**Data:**
"""
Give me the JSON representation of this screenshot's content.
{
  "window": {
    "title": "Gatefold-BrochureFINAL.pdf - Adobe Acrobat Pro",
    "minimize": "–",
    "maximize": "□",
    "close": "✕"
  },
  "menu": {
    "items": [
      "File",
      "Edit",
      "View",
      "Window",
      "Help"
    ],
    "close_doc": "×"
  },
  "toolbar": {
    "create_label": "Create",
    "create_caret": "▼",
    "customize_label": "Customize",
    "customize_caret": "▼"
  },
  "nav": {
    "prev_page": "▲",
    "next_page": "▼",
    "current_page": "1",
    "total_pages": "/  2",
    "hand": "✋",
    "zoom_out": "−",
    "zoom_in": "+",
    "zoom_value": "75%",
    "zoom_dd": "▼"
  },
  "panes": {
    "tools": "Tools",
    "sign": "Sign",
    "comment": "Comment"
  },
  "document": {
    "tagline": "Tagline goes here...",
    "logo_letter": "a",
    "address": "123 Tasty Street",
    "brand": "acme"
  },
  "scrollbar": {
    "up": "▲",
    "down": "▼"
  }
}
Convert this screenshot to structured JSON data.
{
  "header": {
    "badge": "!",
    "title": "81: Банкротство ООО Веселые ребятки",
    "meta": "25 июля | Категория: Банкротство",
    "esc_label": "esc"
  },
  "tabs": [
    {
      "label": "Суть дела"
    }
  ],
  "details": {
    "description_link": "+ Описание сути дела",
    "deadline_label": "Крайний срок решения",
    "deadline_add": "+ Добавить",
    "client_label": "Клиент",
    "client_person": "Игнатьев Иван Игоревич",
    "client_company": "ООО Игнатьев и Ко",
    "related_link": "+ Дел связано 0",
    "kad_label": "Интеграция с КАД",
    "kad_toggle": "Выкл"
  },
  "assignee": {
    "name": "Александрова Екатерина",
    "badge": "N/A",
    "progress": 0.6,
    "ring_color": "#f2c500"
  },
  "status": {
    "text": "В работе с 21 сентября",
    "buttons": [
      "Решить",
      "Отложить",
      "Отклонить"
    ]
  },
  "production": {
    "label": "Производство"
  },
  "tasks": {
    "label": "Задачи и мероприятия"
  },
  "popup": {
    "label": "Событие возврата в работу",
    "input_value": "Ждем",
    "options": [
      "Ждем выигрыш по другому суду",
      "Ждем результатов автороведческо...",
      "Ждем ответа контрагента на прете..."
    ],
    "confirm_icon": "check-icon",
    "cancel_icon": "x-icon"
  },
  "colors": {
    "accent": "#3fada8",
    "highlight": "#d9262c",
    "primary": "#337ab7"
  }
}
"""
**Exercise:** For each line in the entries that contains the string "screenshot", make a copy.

**Finished exercise:**
Give me the JSON representation of this screenshot's content.
Convert this screenshot to structured JSON data.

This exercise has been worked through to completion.